Youth opportunities are the key to the Huron County Plowing Match: McNeil
BY SHAWN LOUGHLIN
Officially hosting the 2022 Huron County Plowing Match are Brian and Annette MacKenzie at their Amalgamation Acres farm. On a higher level, Huron County Warden and Ashfield-Colborne-Wawanosh Mayor Glen McNeil is also playing the role of co-host, welcoming competitors and patrons alike to his home municipality for the first traditional, “back to normal” match in three years.
McNeil co-hosted last year’s match as the warden with Ross and Barbara McIntosh and Central Huron Mayor Jim Ginn and McNeil says this year’s match represents so much to him with people being eager to connect socially again after two-and-a-half years of the COVID-19 pandemic.
McNeil says that when he thinks of the Huron County Plowing Match, the first thing that comes to mind for him are the opportunities it makes available for the youth of the county. Whether it’s young plowers in the Sodbusters 4-H Club or contestants in the Queen of the Furrow and Princess competitions, he said the match is unparalleled in developing the county’s young people and giving them a chance to shine.
Over the years, McNeil has seen young participants start in Huron County and work their way up to national success, like Blyth’s Luke Townsend, and others give speeches in hopes of becoming the next Princess or Queen of the Furrow, only to go on to lead extraordinary lives, putting the skills they learned along the way to use in their everyday lives. The development of the county’s youth at the match, he said, really is second to none.
McNeil said the plowing match has always highlighted the importance of agriculture in Huron County and this year’s match is no exception.
He said the county’s agricultural productivity, thanks to its amazing soil and proximity to Lake Huron, makes it a special place to live for a number of reasons, not the least of which is its agricultural value.
McNeil says he and his wife Vanda have been long-time supporters of the plowing match. In fact, they were very involved with the 1999 International Plowing Match, creating a notable produce display that turned out to be one of the highlights of the match for many who attended.
With a return to a more traditional match, which is open to all and includes the Queen of the Furrow and Princess competitions, as well as the awards banquet, all of which were scrapped at last year’s invitation-only match for safety reasons related to the pandemic, McNeil expects a great attendance at this year’s match.

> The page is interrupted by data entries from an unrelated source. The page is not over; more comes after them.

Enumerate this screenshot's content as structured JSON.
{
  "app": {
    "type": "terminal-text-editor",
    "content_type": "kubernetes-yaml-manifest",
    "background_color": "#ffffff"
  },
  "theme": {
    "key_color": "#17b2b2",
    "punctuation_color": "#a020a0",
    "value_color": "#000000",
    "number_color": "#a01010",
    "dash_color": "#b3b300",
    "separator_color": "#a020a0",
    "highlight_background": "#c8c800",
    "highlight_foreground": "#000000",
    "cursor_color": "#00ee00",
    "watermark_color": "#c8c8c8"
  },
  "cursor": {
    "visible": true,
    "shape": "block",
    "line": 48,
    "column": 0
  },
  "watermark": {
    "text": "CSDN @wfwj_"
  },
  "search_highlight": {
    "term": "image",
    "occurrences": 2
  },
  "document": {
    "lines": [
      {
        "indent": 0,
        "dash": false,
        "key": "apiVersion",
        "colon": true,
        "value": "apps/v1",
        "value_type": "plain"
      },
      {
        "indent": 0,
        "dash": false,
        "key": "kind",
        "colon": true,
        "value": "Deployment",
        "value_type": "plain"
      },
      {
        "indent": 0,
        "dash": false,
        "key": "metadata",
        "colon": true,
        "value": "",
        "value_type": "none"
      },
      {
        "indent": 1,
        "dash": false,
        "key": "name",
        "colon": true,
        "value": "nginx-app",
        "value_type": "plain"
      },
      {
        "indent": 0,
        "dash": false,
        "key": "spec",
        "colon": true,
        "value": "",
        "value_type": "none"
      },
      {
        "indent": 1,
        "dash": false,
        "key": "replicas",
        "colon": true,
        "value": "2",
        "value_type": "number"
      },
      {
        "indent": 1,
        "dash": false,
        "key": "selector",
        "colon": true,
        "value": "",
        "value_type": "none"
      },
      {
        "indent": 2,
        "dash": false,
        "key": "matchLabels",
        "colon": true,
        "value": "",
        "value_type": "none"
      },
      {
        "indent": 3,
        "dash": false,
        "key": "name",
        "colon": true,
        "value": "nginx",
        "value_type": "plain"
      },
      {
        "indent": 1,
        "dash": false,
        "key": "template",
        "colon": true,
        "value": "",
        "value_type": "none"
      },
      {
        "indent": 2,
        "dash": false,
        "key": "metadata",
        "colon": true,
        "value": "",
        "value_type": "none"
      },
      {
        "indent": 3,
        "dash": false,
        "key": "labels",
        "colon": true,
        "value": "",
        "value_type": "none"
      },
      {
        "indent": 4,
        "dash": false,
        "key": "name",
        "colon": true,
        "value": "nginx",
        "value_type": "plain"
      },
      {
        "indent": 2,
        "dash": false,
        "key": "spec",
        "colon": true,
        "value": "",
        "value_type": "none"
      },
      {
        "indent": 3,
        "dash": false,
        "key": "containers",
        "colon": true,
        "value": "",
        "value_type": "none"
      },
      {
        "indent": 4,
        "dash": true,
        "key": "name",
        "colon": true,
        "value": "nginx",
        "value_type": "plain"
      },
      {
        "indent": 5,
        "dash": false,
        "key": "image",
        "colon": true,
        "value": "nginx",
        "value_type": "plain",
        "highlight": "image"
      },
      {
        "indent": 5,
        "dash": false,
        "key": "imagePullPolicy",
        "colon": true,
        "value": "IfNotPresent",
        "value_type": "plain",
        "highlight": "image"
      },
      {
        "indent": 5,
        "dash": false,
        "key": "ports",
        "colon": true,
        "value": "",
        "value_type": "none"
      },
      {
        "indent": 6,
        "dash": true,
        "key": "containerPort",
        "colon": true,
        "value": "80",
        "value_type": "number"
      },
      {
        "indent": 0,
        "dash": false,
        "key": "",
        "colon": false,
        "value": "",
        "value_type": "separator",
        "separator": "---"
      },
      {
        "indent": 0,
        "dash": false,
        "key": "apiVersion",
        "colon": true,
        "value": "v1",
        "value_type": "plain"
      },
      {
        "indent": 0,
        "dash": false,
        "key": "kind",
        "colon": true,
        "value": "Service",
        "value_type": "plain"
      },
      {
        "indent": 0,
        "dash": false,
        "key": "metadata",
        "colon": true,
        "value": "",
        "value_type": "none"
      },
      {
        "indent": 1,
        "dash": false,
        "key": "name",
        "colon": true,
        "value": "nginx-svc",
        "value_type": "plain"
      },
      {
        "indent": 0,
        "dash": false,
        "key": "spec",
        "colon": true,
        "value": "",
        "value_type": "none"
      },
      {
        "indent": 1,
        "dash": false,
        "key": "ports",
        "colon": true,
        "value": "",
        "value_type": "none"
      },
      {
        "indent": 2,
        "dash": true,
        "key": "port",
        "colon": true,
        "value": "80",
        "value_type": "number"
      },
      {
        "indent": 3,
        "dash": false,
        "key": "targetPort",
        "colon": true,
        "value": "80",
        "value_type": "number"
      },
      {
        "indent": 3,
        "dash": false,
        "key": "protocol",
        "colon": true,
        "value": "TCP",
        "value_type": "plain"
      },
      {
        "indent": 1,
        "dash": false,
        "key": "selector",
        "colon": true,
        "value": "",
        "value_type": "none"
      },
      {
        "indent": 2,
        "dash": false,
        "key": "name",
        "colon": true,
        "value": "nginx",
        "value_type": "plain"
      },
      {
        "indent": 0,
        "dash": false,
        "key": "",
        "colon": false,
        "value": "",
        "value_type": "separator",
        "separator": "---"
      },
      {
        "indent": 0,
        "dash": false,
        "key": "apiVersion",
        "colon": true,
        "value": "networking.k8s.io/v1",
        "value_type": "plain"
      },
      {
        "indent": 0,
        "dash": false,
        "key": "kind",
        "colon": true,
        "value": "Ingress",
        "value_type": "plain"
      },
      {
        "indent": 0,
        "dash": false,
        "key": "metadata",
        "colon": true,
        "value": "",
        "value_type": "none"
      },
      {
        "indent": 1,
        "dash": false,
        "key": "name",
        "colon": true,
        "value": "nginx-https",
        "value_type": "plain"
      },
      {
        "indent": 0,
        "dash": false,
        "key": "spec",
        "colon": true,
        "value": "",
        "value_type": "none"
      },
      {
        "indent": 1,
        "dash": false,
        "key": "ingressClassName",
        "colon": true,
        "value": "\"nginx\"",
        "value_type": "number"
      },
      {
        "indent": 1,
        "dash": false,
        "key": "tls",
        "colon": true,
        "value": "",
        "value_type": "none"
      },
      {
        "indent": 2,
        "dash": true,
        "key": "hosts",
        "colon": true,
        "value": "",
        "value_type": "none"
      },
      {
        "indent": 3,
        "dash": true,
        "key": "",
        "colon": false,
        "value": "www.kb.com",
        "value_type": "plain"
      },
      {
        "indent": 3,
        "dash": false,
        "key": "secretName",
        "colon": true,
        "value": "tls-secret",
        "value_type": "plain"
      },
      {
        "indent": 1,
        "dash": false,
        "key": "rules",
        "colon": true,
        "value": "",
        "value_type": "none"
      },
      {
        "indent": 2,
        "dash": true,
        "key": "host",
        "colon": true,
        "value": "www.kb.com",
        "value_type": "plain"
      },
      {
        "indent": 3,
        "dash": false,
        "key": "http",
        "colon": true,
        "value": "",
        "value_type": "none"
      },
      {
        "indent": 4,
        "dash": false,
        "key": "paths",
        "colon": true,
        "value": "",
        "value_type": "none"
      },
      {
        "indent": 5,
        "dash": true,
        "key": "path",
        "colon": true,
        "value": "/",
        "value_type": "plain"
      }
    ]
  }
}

People are naturally drawn to social interaction, he said, and they’ve been missing it in recent years, so the match will provide an opportunity for people to see old friends, meet new friends and take in one of the county’s most important events.
He said he’ll always be proud to host the match in Huron County, but after hosting last year in Central Huron, he said he’s particularly proud to be welcoming the match to his home municipality of Ashfield-Colborne-Wawanosh. The MacKenzies, he said, will make for excellent hosts and their site is a great opportunity to show off the beauty of the community, especially due to its proximity to some of the county’s richest Amish and Mennonite communities.
McNeil says he has had the event circled on his calendar for months. He’ll be attending the Association of Municipalities of Ontario (AMO) conference earlier in the week in Ottawa, but will be back in Huron County so he can attend both days. While the schedule is heaviest on Friday, Aug. 19, he says the Junior Day on Aug. 18 is so important and he wants to make sure he’s there.
He says the event is sure to be wonderful, with a great attendance, and he congratulated the Huron County Plowmen’s Association and all its volunteers on their hard work and perseverance in hosting the match and working their way through the COVID-19 pandemic.